> **Problem**
In your reply, repeat every entry exactly and skip over each picture.

*** Opening Provided information ***

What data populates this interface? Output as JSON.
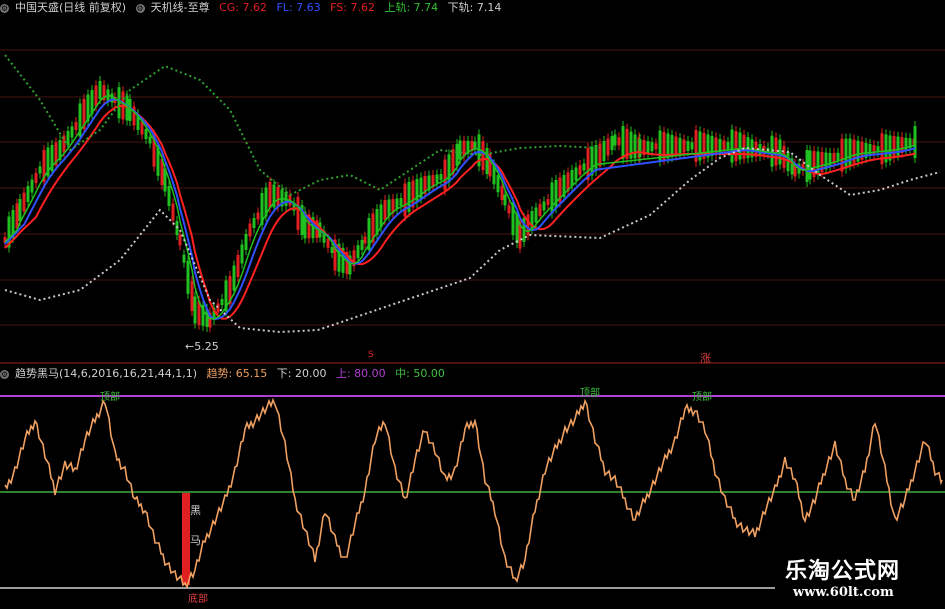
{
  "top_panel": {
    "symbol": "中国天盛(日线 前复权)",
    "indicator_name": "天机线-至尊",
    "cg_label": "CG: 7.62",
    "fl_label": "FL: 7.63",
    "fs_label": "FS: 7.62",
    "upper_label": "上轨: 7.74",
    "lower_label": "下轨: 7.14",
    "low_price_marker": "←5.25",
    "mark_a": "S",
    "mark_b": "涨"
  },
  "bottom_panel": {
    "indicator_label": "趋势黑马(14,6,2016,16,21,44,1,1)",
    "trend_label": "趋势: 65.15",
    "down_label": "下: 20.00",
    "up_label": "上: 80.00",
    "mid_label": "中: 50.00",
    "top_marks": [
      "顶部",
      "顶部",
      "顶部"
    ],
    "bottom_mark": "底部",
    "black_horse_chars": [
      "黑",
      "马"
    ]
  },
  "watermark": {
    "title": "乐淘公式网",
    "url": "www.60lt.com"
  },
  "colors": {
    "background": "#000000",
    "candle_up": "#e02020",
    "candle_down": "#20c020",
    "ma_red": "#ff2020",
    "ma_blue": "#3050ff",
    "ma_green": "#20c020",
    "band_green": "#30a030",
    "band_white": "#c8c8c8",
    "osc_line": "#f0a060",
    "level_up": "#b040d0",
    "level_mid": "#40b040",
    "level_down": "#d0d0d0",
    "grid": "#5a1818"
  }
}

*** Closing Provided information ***

> **Problem solution**
What data populates this interface? Output as JSON.
{
  "top_panel": {
    "symbol": "中国天盛(日线 前复权)",
    "indicator_name": "天机线-至尊",
    "cg_label": "CG: 7.62",
    "fl_label": "FL: 7.63",
    "fs_label": "FS: 7.62",
    "upper_label": "上轨: 7.74",
    "lower_label": "下轨: 7.14",
    "low_price_marker": "←5.25",
    "mark_a": "S",
    "mark_b": "涨"
  },
  "bottom_panel": {
    "indicator_label": "趋势黑马(14,6,2016,16,21,44,1,1)",
    "trend_label": "趋势: 65.15",
    "down_label": "下: 20.00",
    "up_label": "上: 80.00",
    "mid_label": "中: 50.00",
    "top_marks": [
      "顶部",
      "顶部",
      "顶部"
    ],
    "bottom_mark": "底部",
    "black_horse_chars": [
      "黑",
      "马"
    ]
  },
  "watermark": {
    "title": "乐淘公式网",
    "url": "www.60lt.com"
  },
  "colors": {
    "background": "#000000",
    "candle_up": "#e02020",
    "candle_down": "#20c020",
    "ma_red": "#ff2020",
    "ma_blue": "#3050ff",
    "ma_green": "#20c020",
    "band_green": "#30a030",
    "band_white": "#c8c8c8",
    "osc_line": "#f0a060",
    "level_up": "#b040d0",
    "level_mid": "#40b040",
    "level_down": "#d0d0d0",
    "grid": "#5a1818"
  }
}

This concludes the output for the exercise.